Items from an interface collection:
------------------------------------

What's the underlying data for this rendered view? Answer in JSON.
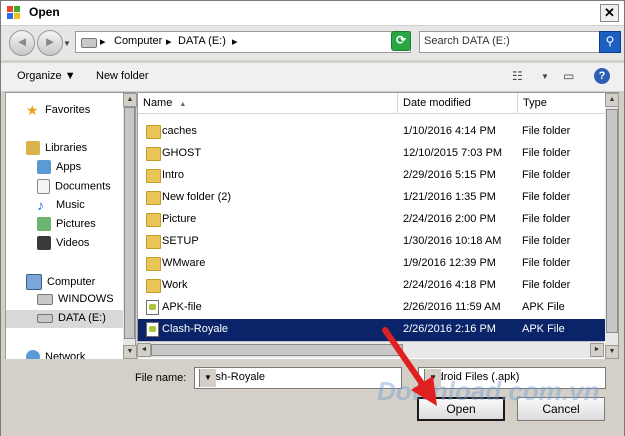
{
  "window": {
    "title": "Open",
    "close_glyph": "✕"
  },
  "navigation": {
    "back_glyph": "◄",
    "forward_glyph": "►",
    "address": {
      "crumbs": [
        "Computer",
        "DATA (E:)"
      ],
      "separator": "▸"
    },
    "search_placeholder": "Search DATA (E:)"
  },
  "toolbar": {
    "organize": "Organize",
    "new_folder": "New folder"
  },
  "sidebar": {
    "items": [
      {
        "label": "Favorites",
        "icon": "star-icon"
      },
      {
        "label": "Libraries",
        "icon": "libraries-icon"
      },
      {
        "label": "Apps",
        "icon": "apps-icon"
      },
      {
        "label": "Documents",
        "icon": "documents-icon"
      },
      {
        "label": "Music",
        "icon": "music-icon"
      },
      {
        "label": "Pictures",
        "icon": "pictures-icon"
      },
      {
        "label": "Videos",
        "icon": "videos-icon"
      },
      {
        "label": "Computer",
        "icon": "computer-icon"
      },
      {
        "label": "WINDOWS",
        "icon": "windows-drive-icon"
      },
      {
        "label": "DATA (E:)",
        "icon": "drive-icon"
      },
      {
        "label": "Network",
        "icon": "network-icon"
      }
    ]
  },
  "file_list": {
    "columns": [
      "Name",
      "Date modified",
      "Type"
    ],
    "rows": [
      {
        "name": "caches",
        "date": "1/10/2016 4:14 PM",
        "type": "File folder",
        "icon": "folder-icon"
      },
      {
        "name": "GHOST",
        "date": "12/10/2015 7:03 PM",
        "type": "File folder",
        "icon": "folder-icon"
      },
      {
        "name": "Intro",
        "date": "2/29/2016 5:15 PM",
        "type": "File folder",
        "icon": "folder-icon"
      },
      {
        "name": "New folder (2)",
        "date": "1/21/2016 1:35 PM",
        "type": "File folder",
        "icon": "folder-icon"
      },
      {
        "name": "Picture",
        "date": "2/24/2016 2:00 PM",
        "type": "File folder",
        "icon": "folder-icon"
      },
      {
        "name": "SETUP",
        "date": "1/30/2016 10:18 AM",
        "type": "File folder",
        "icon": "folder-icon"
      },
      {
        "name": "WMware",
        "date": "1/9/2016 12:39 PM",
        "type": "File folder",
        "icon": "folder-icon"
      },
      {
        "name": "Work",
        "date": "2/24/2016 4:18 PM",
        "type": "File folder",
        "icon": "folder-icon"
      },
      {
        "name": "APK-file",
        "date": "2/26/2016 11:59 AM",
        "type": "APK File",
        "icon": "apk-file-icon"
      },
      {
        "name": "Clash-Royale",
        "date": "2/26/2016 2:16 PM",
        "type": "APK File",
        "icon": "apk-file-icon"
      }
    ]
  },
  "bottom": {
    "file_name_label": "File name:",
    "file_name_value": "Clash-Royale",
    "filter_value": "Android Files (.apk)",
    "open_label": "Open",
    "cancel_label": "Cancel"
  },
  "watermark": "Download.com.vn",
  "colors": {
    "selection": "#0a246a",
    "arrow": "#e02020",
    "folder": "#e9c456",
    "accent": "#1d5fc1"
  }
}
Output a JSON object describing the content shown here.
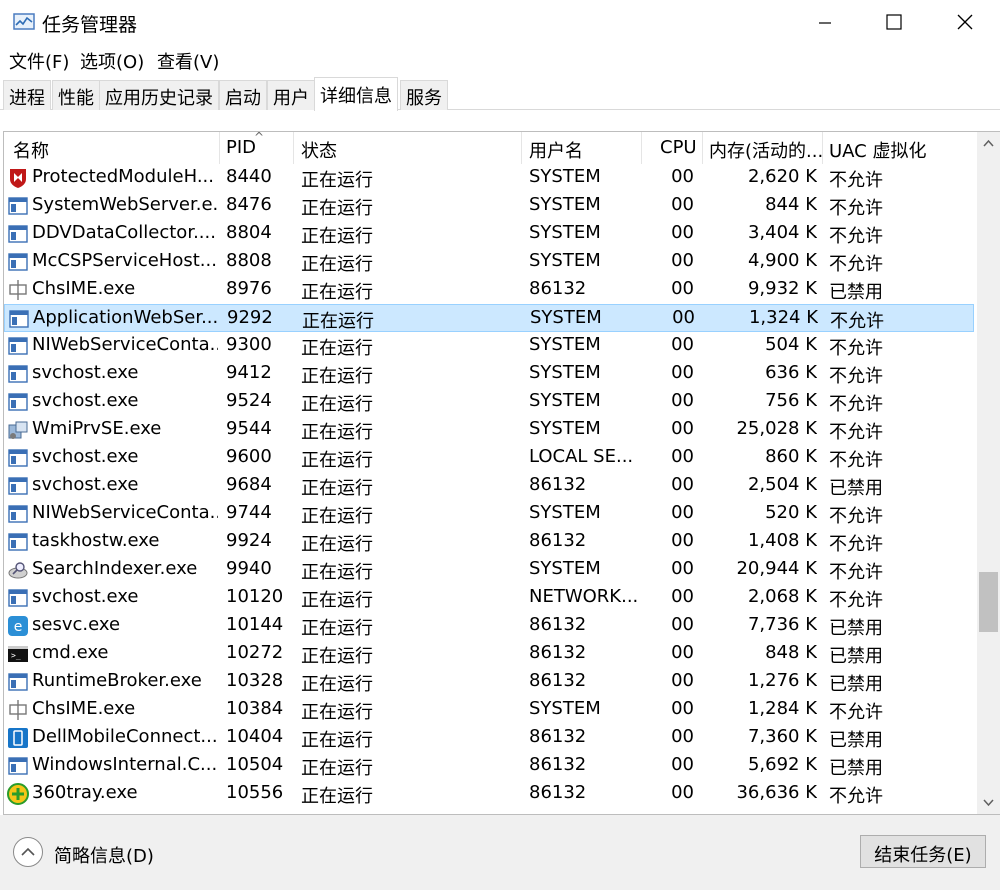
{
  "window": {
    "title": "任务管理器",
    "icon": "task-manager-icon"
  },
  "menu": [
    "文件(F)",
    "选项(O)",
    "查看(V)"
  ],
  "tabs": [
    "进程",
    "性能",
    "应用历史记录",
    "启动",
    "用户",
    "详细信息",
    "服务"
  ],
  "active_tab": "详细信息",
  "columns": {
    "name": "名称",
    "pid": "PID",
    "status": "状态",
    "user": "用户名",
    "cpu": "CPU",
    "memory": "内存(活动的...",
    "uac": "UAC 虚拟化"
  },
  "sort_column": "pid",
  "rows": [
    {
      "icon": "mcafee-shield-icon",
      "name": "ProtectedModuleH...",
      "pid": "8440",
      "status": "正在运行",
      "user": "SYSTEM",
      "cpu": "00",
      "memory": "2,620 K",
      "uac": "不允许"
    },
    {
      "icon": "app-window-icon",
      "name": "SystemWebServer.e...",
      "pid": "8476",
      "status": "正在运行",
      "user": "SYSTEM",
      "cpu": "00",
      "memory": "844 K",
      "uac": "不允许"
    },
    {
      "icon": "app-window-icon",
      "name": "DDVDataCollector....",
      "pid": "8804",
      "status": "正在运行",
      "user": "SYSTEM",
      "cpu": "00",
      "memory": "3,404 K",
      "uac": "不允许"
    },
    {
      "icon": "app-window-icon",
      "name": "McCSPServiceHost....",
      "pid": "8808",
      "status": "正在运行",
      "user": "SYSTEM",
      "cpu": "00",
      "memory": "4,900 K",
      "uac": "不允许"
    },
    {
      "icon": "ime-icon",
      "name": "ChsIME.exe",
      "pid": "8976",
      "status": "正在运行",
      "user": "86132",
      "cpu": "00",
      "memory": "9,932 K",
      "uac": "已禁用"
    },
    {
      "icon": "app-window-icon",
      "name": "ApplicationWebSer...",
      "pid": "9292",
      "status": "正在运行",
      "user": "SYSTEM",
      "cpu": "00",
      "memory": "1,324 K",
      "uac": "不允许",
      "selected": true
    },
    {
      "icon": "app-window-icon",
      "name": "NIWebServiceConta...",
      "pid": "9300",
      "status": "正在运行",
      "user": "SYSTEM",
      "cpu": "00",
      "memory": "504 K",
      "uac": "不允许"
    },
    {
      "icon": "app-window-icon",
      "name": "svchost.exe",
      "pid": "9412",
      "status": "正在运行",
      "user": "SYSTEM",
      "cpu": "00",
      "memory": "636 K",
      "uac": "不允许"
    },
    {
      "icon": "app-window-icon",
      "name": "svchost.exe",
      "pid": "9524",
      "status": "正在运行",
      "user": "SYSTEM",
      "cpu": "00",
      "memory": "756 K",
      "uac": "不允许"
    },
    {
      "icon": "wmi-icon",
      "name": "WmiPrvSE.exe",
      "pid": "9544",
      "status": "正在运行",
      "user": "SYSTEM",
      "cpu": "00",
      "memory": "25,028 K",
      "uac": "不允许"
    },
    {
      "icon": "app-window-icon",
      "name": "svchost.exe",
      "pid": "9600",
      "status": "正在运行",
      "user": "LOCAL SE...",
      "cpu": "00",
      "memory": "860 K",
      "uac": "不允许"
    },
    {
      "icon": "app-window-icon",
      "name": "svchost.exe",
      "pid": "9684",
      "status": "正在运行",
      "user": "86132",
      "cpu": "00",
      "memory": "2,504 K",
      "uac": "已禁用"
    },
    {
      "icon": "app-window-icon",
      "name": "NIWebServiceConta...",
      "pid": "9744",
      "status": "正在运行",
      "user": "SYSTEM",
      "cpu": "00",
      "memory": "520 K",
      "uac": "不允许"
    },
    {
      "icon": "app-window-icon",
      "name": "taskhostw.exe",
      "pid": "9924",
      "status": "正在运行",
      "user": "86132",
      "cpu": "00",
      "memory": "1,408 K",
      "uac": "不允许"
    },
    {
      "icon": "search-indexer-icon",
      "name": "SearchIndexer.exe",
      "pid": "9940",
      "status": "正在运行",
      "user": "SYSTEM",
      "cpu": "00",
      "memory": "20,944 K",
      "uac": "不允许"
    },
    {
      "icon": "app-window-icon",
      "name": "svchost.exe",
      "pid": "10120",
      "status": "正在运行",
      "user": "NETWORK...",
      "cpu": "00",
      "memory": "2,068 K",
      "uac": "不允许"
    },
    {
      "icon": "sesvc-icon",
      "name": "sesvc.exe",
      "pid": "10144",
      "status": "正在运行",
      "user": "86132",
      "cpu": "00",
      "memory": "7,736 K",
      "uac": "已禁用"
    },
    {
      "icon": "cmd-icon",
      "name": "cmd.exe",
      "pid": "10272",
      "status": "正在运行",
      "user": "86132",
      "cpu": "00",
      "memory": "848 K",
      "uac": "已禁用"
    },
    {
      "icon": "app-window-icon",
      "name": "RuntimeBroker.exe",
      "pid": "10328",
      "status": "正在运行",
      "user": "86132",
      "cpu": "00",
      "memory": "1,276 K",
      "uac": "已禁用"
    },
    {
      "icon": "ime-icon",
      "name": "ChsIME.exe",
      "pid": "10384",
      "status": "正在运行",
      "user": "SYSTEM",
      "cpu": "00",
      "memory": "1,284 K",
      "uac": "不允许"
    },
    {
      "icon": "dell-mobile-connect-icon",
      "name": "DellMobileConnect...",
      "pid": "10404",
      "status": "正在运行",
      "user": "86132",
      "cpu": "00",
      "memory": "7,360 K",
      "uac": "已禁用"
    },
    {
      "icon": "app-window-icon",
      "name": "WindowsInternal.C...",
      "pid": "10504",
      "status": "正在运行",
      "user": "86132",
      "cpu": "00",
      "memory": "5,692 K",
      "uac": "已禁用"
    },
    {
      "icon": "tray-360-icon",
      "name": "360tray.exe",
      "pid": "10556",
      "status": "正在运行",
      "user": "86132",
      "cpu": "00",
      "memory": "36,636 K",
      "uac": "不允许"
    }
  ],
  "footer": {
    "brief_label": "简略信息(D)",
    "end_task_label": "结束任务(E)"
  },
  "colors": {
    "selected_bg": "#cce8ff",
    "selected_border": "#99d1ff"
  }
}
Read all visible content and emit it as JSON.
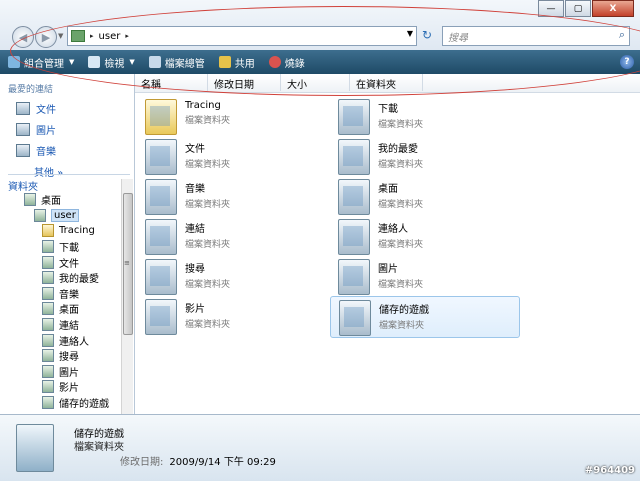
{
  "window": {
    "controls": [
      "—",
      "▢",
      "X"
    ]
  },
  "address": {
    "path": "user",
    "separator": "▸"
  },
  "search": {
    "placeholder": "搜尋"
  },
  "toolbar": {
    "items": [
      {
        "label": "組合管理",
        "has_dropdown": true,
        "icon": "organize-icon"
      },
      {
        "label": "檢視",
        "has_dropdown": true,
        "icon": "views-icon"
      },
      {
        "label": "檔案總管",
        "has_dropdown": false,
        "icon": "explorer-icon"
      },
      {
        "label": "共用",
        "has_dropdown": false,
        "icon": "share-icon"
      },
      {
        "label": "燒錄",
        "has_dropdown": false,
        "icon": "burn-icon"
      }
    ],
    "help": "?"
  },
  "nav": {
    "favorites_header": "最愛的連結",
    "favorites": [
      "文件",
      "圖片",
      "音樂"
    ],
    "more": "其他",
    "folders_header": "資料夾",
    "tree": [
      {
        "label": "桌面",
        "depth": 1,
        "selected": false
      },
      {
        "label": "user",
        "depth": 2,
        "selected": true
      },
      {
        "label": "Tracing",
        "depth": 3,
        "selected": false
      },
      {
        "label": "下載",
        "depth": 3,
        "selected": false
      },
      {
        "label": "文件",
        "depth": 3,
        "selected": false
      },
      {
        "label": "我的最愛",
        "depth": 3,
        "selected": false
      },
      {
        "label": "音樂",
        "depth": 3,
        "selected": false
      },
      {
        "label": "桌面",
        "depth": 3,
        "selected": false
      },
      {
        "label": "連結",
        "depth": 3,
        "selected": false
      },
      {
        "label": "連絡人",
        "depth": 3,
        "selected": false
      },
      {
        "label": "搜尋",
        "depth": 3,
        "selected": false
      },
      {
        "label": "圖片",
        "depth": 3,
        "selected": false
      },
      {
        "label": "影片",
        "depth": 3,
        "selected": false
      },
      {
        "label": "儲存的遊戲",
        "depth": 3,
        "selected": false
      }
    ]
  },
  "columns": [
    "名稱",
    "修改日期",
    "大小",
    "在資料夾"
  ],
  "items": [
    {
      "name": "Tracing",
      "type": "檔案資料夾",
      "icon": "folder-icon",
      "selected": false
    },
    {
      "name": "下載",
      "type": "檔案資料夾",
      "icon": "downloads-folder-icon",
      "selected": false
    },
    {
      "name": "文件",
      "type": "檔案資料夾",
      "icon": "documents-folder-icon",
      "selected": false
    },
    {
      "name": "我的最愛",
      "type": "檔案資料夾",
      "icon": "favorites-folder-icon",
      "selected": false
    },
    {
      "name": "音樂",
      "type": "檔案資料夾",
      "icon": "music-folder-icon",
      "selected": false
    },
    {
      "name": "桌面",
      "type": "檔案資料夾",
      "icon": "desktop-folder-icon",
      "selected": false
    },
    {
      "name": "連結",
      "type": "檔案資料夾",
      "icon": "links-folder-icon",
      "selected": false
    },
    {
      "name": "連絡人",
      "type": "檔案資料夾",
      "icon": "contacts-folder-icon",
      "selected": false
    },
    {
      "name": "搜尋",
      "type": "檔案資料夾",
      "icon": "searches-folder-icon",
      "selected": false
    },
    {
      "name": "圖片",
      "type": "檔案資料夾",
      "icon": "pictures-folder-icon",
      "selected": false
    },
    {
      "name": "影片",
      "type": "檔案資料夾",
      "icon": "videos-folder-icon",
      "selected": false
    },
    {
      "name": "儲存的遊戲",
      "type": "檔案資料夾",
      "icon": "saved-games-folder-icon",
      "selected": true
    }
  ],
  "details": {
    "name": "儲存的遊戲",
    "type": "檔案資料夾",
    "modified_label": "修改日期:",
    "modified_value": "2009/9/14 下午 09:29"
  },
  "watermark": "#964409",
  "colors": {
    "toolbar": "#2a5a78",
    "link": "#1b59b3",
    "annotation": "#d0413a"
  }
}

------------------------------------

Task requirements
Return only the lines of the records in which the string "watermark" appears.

Exercise answer
  "watermark": "Download.com.vn",
  "watermark": "#964409",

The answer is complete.